---------- Task data ----------

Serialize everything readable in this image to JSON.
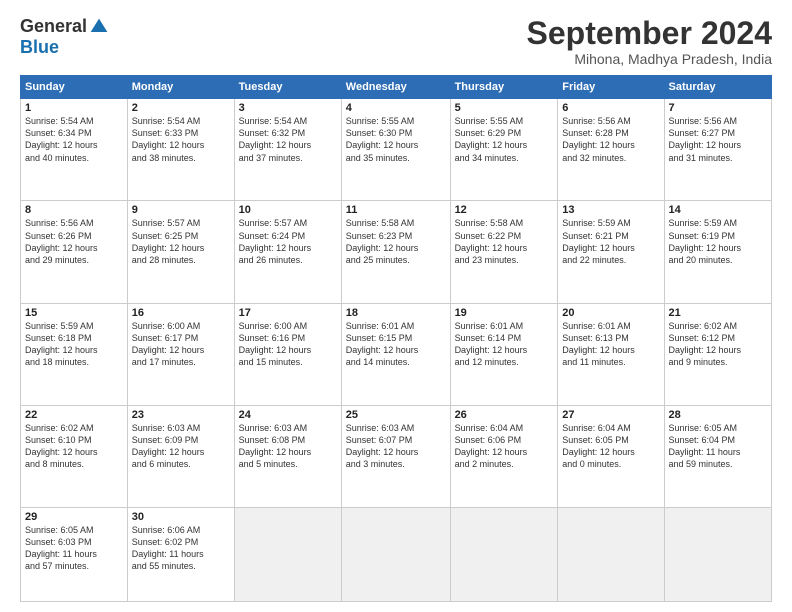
{
  "logo": {
    "general": "General",
    "blue": "Blue"
  },
  "title": "September 2024",
  "location": "Mihona, Madhya Pradesh, India",
  "headers": [
    "Sunday",
    "Monday",
    "Tuesday",
    "Wednesday",
    "Thursday",
    "Friday",
    "Saturday"
  ],
  "weeks": [
    [
      {
        "day": "1",
        "info": "Sunrise: 5:54 AM\nSunset: 6:34 PM\nDaylight: 12 hours\nand 40 minutes."
      },
      {
        "day": "2",
        "info": "Sunrise: 5:54 AM\nSunset: 6:33 PM\nDaylight: 12 hours\nand 38 minutes."
      },
      {
        "day": "3",
        "info": "Sunrise: 5:54 AM\nSunset: 6:32 PM\nDaylight: 12 hours\nand 37 minutes."
      },
      {
        "day": "4",
        "info": "Sunrise: 5:55 AM\nSunset: 6:30 PM\nDaylight: 12 hours\nand 35 minutes."
      },
      {
        "day": "5",
        "info": "Sunrise: 5:55 AM\nSunset: 6:29 PM\nDaylight: 12 hours\nand 34 minutes."
      },
      {
        "day": "6",
        "info": "Sunrise: 5:56 AM\nSunset: 6:28 PM\nDaylight: 12 hours\nand 32 minutes."
      },
      {
        "day": "7",
        "info": "Sunrise: 5:56 AM\nSunset: 6:27 PM\nDaylight: 12 hours\nand 31 minutes."
      }
    ],
    [
      {
        "day": "8",
        "info": "Sunrise: 5:56 AM\nSunset: 6:26 PM\nDaylight: 12 hours\nand 29 minutes."
      },
      {
        "day": "9",
        "info": "Sunrise: 5:57 AM\nSunset: 6:25 PM\nDaylight: 12 hours\nand 28 minutes."
      },
      {
        "day": "10",
        "info": "Sunrise: 5:57 AM\nSunset: 6:24 PM\nDaylight: 12 hours\nand 26 minutes."
      },
      {
        "day": "11",
        "info": "Sunrise: 5:58 AM\nSunset: 6:23 PM\nDaylight: 12 hours\nand 25 minutes."
      },
      {
        "day": "12",
        "info": "Sunrise: 5:58 AM\nSunset: 6:22 PM\nDaylight: 12 hours\nand 23 minutes."
      },
      {
        "day": "13",
        "info": "Sunrise: 5:59 AM\nSunset: 6:21 PM\nDaylight: 12 hours\nand 22 minutes."
      },
      {
        "day": "14",
        "info": "Sunrise: 5:59 AM\nSunset: 6:19 PM\nDaylight: 12 hours\nand 20 minutes."
      }
    ],
    [
      {
        "day": "15",
        "info": "Sunrise: 5:59 AM\nSunset: 6:18 PM\nDaylight: 12 hours\nand 18 minutes."
      },
      {
        "day": "16",
        "info": "Sunrise: 6:00 AM\nSunset: 6:17 PM\nDaylight: 12 hours\nand 17 minutes."
      },
      {
        "day": "17",
        "info": "Sunrise: 6:00 AM\nSunset: 6:16 PM\nDaylight: 12 hours\nand 15 minutes."
      },
      {
        "day": "18",
        "info": "Sunrise: 6:01 AM\nSunset: 6:15 PM\nDaylight: 12 hours\nand 14 minutes."
      },
      {
        "day": "19",
        "info": "Sunrise: 6:01 AM\nSunset: 6:14 PM\nDaylight: 12 hours\nand 12 minutes."
      },
      {
        "day": "20",
        "info": "Sunrise: 6:01 AM\nSunset: 6:13 PM\nDaylight: 12 hours\nand 11 minutes."
      },
      {
        "day": "21",
        "info": "Sunrise: 6:02 AM\nSunset: 6:12 PM\nDaylight: 12 hours\nand 9 minutes."
      }
    ],
    [
      {
        "day": "22",
        "info": "Sunrise: 6:02 AM\nSunset: 6:10 PM\nDaylight: 12 hours\nand 8 minutes."
      },
      {
        "day": "23",
        "info": "Sunrise: 6:03 AM\nSunset: 6:09 PM\nDaylight: 12 hours\nand 6 minutes."
      },
      {
        "day": "24",
        "info": "Sunrise: 6:03 AM\nSunset: 6:08 PM\nDaylight: 12 hours\nand 5 minutes."
      },
      {
        "day": "25",
        "info": "Sunrise: 6:03 AM\nSunset: 6:07 PM\nDaylight: 12 hours\nand 3 minutes."
      },
      {
        "day": "26",
        "info": "Sunrise: 6:04 AM\nSunset: 6:06 PM\nDaylight: 12 hours\nand 2 minutes."
      },
      {
        "day": "27",
        "info": "Sunrise: 6:04 AM\nSunset: 6:05 PM\nDaylight: 12 hours\nand 0 minutes."
      },
      {
        "day": "28",
        "info": "Sunrise: 6:05 AM\nSunset: 6:04 PM\nDaylight: 11 hours\nand 59 minutes."
      }
    ],
    [
      {
        "day": "29",
        "info": "Sunrise: 6:05 AM\nSunset: 6:03 PM\nDaylight: 11 hours\nand 57 minutes."
      },
      {
        "day": "30",
        "info": "Sunrise: 6:06 AM\nSunset: 6:02 PM\nDaylight: 11 hours\nand 55 minutes."
      },
      {
        "day": "",
        "info": ""
      },
      {
        "day": "",
        "info": ""
      },
      {
        "day": "",
        "info": ""
      },
      {
        "day": "",
        "info": ""
      },
      {
        "day": "",
        "info": ""
      }
    ]
  ]
}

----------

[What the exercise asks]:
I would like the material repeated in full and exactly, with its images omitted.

[Answer area]:
Serialize everything readable in this image to JSON.
{
  "logo": {
    "general": "General",
    "blue": "Blue"
  },
  "title": "September 2024",
  "location": "Mihona, Madhya Pradesh, India",
  "headers": [
    "Sunday",
    "Monday",
    "Tuesday",
    "Wednesday",
    "Thursday",
    "Friday",
    "Saturday"
  ],
  "weeks": [
    [
      {
        "day": "1",
        "info": "Sunrise: 5:54 AM\nSunset: 6:34 PM\nDaylight: 12 hours\nand 40 minutes."
      },
      {
        "day": "2",
        "info": "Sunrise: 5:54 AM\nSunset: 6:33 PM\nDaylight: 12 hours\nand 38 minutes."
      },
      {
        "day": "3",
        "info": "Sunrise: 5:54 AM\nSunset: 6:32 PM\nDaylight: 12 hours\nand 37 minutes."
      },
      {
        "day": "4",
        "info": "Sunrise: 5:55 AM\nSunset: 6:30 PM\nDaylight: 12 hours\nand 35 minutes."
      },
      {
        "day": "5",
        "info": "Sunrise: 5:55 AM\nSunset: 6:29 PM\nDaylight: 12 hours\nand 34 minutes."
      },
      {
        "day": "6",
        "info": "Sunrise: 5:56 AM\nSunset: 6:28 PM\nDaylight: 12 hours\nand 32 minutes."
      },
      {
        "day": "7",
        "info": "Sunrise: 5:56 AM\nSunset: 6:27 PM\nDaylight: 12 hours\nand 31 minutes."
      }
    ],
    [
      {
        "day": "8",
        "info": "Sunrise: 5:56 AM\nSunset: 6:26 PM\nDaylight: 12 hours\nand 29 minutes."
      },
      {
        "day": "9",
        "info": "Sunrise: 5:57 AM\nSunset: 6:25 PM\nDaylight: 12 hours\nand 28 minutes."
      },
      {
        "day": "10",
        "info": "Sunrise: 5:57 AM\nSunset: 6:24 PM\nDaylight: 12 hours\nand 26 minutes."
      },
      {
        "day": "11",
        "info": "Sunrise: 5:58 AM\nSunset: 6:23 PM\nDaylight: 12 hours\nand 25 minutes."
      },
      {
        "day": "12",
        "info": "Sunrise: 5:58 AM\nSunset: 6:22 PM\nDaylight: 12 hours\nand 23 minutes."
      },
      {
        "day": "13",
        "info": "Sunrise: 5:59 AM\nSunset: 6:21 PM\nDaylight: 12 hours\nand 22 minutes."
      },
      {
        "day": "14",
        "info": "Sunrise: 5:59 AM\nSunset: 6:19 PM\nDaylight: 12 hours\nand 20 minutes."
      }
    ],
    [
      {
        "day": "15",
        "info": "Sunrise: 5:59 AM\nSunset: 6:18 PM\nDaylight: 12 hours\nand 18 minutes."
      },
      {
        "day": "16",
        "info": "Sunrise: 6:00 AM\nSunset: 6:17 PM\nDaylight: 12 hours\nand 17 minutes."
      },
      {
        "day": "17",
        "info": "Sunrise: 6:00 AM\nSunset: 6:16 PM\nDaylight: 12 hours\nand 15 minutes."
      },
      {
        "day": "18",
        "info": "Sunrise: 6:01 AM\nSunset: 6:15 PM\nDaylight: 12 hours\nand 14 minutes."
      },
      {
        "day": "19",
        "info": "Sunrise: 6:01 AM\nSunset: 6:14 PM\nDaylight: 12 hours\nand 12 minutes."
      },
      {
        "day": "20",
        "info": "Sunrise: 6:01 AM\nSunset: 6:13 PM\nDaylight: 12 hours\nand 11 minutes."
      },
      {
        "day": "21",
        "info": "Sunrise: 6:02 AM\nSunset: 6:12 PM\nDaylight: 12 hours\nand 9 minutes."
      }
    ],
    [
      {
        "day": "22",
        "info": "Sunrise: 6:02 AM\nSunset: 6:10 PM\nDaylight: 12 hours\nand 8 minutes."
      },
      {
        "day": "23",
        "info": "Sunrise: 6:03 AM\nSunset: 6:09 PM\nDaylight: 12 hours\nand 6 minutes."
      },
      {
        "day": "24",
        "info": "Sunrise: 6:03 AM\nSunset: 6:08 PM\nDaylight: 12 hours\nand 5 minutes."
      },
      {
        "day": "25",
        "info": "Sunrise: 6:03 AM\nSunset: 6:07 PM\nDaylight: 12 hours\nand 3 minutes."
      },
      {
        "day": "26",
        "info": "Sunrise: 6:04 AM\nSunset: 6:06 PM\nDaylight: 12 hours\nand 2 minutes."
      },
      {
        "day": "27",
        "info": "Sunrise: 6:04 AM\nSunset: 6:05 PM\nDaylight: 12 hours\nand 0 minutes."
      },
      {
        "day": "28",
        "info": "Sunrise: 6:05 AM\nSunset: 6:04 PM\nDaylight: 11 hours\nand 59 minutes."
      }
    ],
    [
      {
        "day": "29",
        "info": "Sunrise: 6:05 AM\nSunset: 6:03 PM\nDaylight: 11 hours\nand 57 minutes."
      },
      {
        "day": "30",
        "info": "Sunrise: 6:06 AM\nSunset: 6:02 PM\nDaylight: 11 hours\nand 55 minutes."
      },
      {
        "day": "",
        "info": ""
      },
      {
        "day": "",
        "info": ""
      },
      {
        "day": "",
        "info": ""
      },
      {
        "day": "",
        "info": ""
      },
      {
        "day": "",
        "info": ""
      }
    ]
  ]
}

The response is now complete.